They remind us that we are the water, not the wave, and to consider ourselves a part of a larger continuous consciousness that includes and is influenced by all of us.


Anonymous said...

I love this connection. Water is such a strong and archetypal metaphor. While setting your intention and your course will allow ripples to surf to your destination before you do, I find the metaphor of floating and allowing to also be relevant. Swimming in a choppy ocean, against the current can be exhausting, and I’ve certainly had the feeling of “drowning” in my own circumstances, or being sucked into a whirlpool of someone else’s current. It’s a balance. There’s a great Christopher Morley quote they have on the walls of all the Café Gratitudes that says: “Time is a flowing river. Happy those who allow themselves to be carried, unresisting, with the current. They float through easy days. They live, unquestioning, in the moment.” And there are days where I need this. Days when I almost need to surrender to trust completely and enjoy the experience it brings, But Tony Robbins in his book “Awaken The Giant Within” describes what he’s dubbed “The Niagara Syndrome” where people jump into the river of life without really deciding where they want to end up, so they become affected by the current. Current events, fears, hopes, challenges…and when the river forks, they don’t consciously decide which way to go…they’re just “going with the flow” and become part of the mass current directed by their environment instead of their own volition. They remain in this unconscious state floating along until one day the sound of raging water awakens them and they realize they’re about to go over Niagara Falls. Whether that fall is emotional or physical, Tony states: “it’s likely that whatever challenges you have in your life currently could have been avoided by some better decisions made upstream.” In my mental paddling between both of these theories, I come back to your observation Susan, and believe with enough intention setting, with enough wave lengths of belief and purpose you can create a thruway to your goal.
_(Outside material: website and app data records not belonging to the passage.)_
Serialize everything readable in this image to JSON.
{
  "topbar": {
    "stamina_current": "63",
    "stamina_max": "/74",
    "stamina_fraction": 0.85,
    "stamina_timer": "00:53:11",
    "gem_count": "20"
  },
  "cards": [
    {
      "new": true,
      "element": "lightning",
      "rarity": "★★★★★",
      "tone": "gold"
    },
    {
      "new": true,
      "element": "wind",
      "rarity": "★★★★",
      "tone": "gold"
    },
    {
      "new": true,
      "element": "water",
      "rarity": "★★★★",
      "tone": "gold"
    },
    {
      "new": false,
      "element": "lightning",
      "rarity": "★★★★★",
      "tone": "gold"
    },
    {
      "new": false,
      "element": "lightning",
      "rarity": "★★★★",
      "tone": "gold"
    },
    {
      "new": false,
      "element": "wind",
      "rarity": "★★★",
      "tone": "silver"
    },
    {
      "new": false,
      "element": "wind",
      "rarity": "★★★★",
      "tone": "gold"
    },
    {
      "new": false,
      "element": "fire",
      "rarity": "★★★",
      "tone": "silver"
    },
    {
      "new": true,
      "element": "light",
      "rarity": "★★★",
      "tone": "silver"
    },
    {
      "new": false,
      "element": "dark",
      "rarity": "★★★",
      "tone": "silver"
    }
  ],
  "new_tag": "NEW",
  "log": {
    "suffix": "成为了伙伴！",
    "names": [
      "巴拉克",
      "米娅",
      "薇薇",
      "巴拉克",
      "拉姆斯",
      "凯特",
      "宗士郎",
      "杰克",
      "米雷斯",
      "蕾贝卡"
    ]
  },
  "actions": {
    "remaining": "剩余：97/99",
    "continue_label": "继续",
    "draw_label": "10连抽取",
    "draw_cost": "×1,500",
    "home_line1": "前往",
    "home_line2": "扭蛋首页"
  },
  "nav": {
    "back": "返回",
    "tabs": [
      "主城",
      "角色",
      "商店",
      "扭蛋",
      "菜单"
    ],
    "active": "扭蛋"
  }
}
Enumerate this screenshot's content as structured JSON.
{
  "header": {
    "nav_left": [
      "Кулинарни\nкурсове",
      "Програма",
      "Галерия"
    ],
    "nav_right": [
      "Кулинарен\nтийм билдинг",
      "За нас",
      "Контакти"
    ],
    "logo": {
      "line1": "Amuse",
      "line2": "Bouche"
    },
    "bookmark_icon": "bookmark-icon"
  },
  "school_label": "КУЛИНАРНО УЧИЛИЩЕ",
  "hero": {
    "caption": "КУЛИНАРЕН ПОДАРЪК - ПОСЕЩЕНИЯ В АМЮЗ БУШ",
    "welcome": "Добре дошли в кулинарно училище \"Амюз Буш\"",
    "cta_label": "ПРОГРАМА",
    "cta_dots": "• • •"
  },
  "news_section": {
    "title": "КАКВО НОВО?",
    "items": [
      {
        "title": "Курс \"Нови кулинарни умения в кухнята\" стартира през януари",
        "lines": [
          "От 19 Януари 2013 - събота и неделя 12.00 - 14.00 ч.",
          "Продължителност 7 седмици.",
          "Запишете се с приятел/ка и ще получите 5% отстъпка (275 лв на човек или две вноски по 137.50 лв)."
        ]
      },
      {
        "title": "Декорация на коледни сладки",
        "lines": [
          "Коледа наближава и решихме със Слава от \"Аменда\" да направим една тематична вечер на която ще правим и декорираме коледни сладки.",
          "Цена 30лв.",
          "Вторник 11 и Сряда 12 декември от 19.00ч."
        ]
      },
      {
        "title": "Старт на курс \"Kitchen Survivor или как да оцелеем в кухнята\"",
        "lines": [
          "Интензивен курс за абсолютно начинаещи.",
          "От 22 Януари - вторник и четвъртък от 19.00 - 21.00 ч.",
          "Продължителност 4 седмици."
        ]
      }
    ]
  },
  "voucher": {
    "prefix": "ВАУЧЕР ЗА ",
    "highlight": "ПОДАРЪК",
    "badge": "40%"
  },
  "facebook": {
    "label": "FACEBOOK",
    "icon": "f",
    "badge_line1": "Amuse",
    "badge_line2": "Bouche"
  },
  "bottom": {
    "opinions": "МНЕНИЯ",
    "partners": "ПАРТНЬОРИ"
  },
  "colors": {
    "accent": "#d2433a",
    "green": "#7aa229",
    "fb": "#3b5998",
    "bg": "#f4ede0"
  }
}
The ripples will push away or perhaps even erode and carve a path directly to your destination. The more certain you are of succeeding, the more conviction you have, the stronger your ripples will be. It’s like a motorboat versus a rowboat. One leaves a bigger wake, may get there quicker-but may not get to appreciate the scenery or have time to make a quick decision if an obstacle is in the way. While the slow and steady rowboat, plots it’s course, is free to change it’s route, but doing it alone may not come with ease. Whatever your method(s) of navigating through life-choose them powerfully, commit until they are no longer best serving you or your path. You can jump in or you can wade in, I guess all we can do is be conscious of the ripples we’re making and the sea we’re swimming in, be aware if there’s a lifeguard on duty, and what the pH level of the pool is. I for one love to live life til my fingers are pruney.

Yumi said...

This post is like one of your drawings, but in text. It reminds me of a question that popped into my mind the other night: If everyone pictured the world in peace, merely pictured it in their minds or drew it out, would that trigger this thought to occur?

Susan Waters-Eller said...

If everyone was thinking about world peace, it would create such a powerful current, how could in not start a course in that direction.